Screen home page

 open new website 

Benefits of the CANS-MCI

The Computer-Administered Neuropsychological Screen for Mild Cognitive Impairments (CANS-MCI) is a screening device that requires few clinical resources but contributes significantly to the accurate early identification of those mild cognitive impairments most predictive of Alzheimer's Disease (AD). The CANS-MCI signals the need for a full neuropsychological evaluation early enough in the pre-clinical phase of the disease to enhance the effectiveness of treatments.

EASE OF USE: The tests are entirely self-administered by patients, including many with mild AD; minor assistance, usually in the form of reassurance by general staff or a relative, is necessary to guarantee test validity when the tests are used to track the efficacy of treatment in patients who already have mild dementia.

PRECEDENTS FOR THE CANS-MCI: The CANS-MCI tests were based upon findings of previous neuropsychological research studies concerning the cognitive dimensions that are most predictive of AD. Previous studies found that by combining several of these cognitive dimensions into a single test battery (to account for the variety of distinct, early cognitive deficits associated with AD), predictive validity can be enhanced.

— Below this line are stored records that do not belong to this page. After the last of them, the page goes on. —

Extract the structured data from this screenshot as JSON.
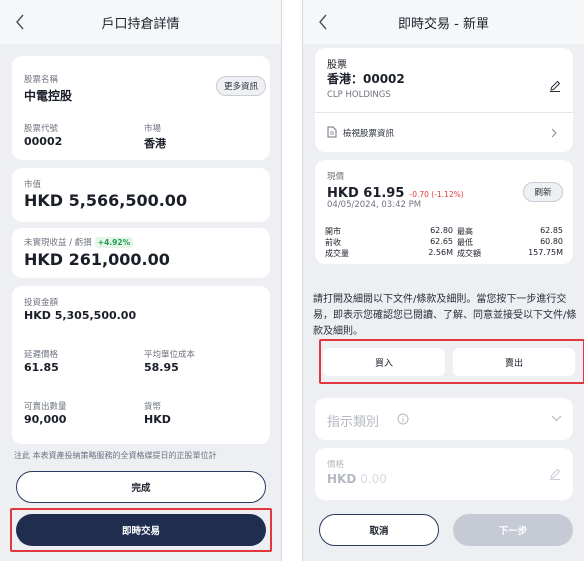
{
  "left": {
    "nav_title": "戶口持倉詳情",
    "stock_name_label": "股票名稱",
    "stock_name": "中電控股",
    "more_info": "更多資訊",
    "code_label": "股票代號",
    "code": "00002",
    "market_label": "市場",
    "market": "香港",
    "market_value_label": "市值",
    "market_value": "HKD 5,566,500.00",
    "pnl_label": "未實現收益 / 虧損",
    "pnl_pct": "+4.92%",
    "pnl_value": "HKD 261,000.00",
    "invest_label": "投資金額",
    "invest_value": "HKD 5,305,500.00",
    "delayed_label": "延遲價格",
    "delayed_value": "61.85",
    "avg_cost_label": "平均單位成本",
    "avg_cost_value": "58.95",
    "sellable_label": "可賣出數量",
    "sellable_value": "90,000",
    "currency_label": "貨幣",
    "currency_value": "HKD",
    "disclaimer": "注此 本表資產投納策略服務的全資格媒提日的正股單位計",
    "done_button": "完成",
    "trade_button": "即時交易"
  },
  "right": {
    "nav_title": "即時交易 - 新單",
    "stock_label": "股票",
    "stock_code": "香港：00002",
    "stock_en": "CLP HOLDINGS",
    "view_info": "檢視股票資訊",
    "price_label": "現價",
    "price": "HKD 61.95",
    "price_change": "-0.70 (-1.12%)",
    "timestamp": "04/05/2024, 03:42 PM",
    "refresh": "刷新",
    "market_rows": [
      {
        "l1": "開市",
        "v1": "62.80",
        "l2": "最高",
        "v2": "62.85"
      },
      {
        "l1": "前收",
        "v1": "62.65",
        "l2": "最低",
        "v2": "60.80"
      },
      {
        "l1": "成交量",
        "v1": "2.56M",
        "l2": "成交額",
        "v2": "157.75M"
      }
    ],
    "notice": "請打開及細閱以下文件/條款及細則。當您按下一步進行交易，即表示您確認您已閱讀、了解、同意並接受以下文件/條款及細則。",
    "buy": "買入",
    "sell": "賣出",
    "order_type": "指示類別",
    "price_field_label": "價格",
    "price_field_ccy": "HKD",
    "price_field_placeholder": "0.00",
    "cancel": "取消",
    "next": "下一步"
  },
  "colors": {
    "navy": "#1f2e4f",
    "alert_red": "#e0383e",
    "gain_green": "#1f9d4c",
    "loss_red": "#e0383e"
  }
}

PSYCHOMETRIC BENEFITS: Repeated administration of the CANS-MCI battery is likely to increase the precise predictive sensitivity and specificity. Touch screen automated test administration provides improved objectivity through the elimination of inter-tester variation. The predictive ability of the test scores is enhanced by the precise measurement of single-item response latencies, allowing several tests to be scored with respect to both accuracy and reaction time. Longitudinal comparison of scalable test scores is likely to substantially reduce the problem of false negatives. For example, highly educated people often compensate for subtle brain changes in a manner that masks deterioration and the need for treatment. By comparing highly educated persons against their own previous scores, the CANS-MCI detects the insidious progression of pre-dementia changes long before the diagnosis of MCI or AD would otherwise be investigated.

CLINICAL BENEFITS: Compared to current practices, the primary decision - whether or not a full neuropsychological and/or imaging assessment is needed for the detection of AD - is made with greater accuracy because of longitudinal tracking of individual patients. The test results are returned to the office where testing is performed and where supportive disclosure of results can be controlled and follow-up evaluations can be immediately arranged. The design of the CANS-MCI allows the clinician to accurately concentrate on the patients for whom further assessment is indicated; it reduces unnecessary referrals of the patients who do not demonstrate absolute or change scores on the several test dimensions indicative of mild cognitive impairment and predictive of deterioration. After professional evaluation, continued testing during routine office visits improves the physician's ability to assess the rate of disease progression or assess the effects of medication trials. Results are reported within the context of known risk and prevention factors, educational background, mood state, alcohol abuse, and medication use, enhancing their clinical value.

AUTOMATION BENEFITS: Automated administration and scoring reduce staff time and costs in doctors' offices or other institutions where the CANS-MCI is administered. Automated test administration can also reduce patient defensiveness about displaying limitations in front of others while still providing the information needed by caretakers, patients and physicians. The CANS-MCI is by far the most economical computerized battery with respect to staff time. It is also the most pleasant for patients. The scores are stored immediately and securely in a central data facility, thus reducing the need for in-house data storage and maintenance of data integrity. The CANS-MCI research pshychologists apply thoroughly researched decision rules for descriptive and graphical interpretation of the test scores. These decision rules can be refined and applied to all earlier test results as longitudinal research clarifies even more predictive scoring methods. Graphical displays and descriptive reports are immediately generated, again, without using your staff time and without your staff's errors or bias.

LANGUAGE BENEFITS: Currently available in spoken and silent versions with American English, American Spanish, South American Spanish, Portuguese for Brazil, Nederlands for Europe, and country-specific English versions that eliminate American cultural bias.

COST BENEFITS: As a fee-based service, each screening test is relatively inexpensive ($40,with discounts for advance bulk purchases). Reduced costs result in a clear economic benefit to patients, physicians' offices, government agencies, and insurance companies. Discounts are negotiated for volume of reports and for research application of the tests.

SUMMARY: There are medical needs (likely to expand as treatments become more effective) and a social pressure (likely to grow as the proportion of the aging population increases) for an economical tool that:
(1) is predictive of the earliest signs of MCI and AD;
(2) can be easily and efficiently administered at regular intervals;
(3) provides a way to track treatment effectiveness;
(4) includes the context of an individual's background, mood state, and risk factors; and
(5) gives immediate results to the physician responsible for supportive disclosure and follow-up clinical intervention.
The CANS-MCI addresses all of these needs.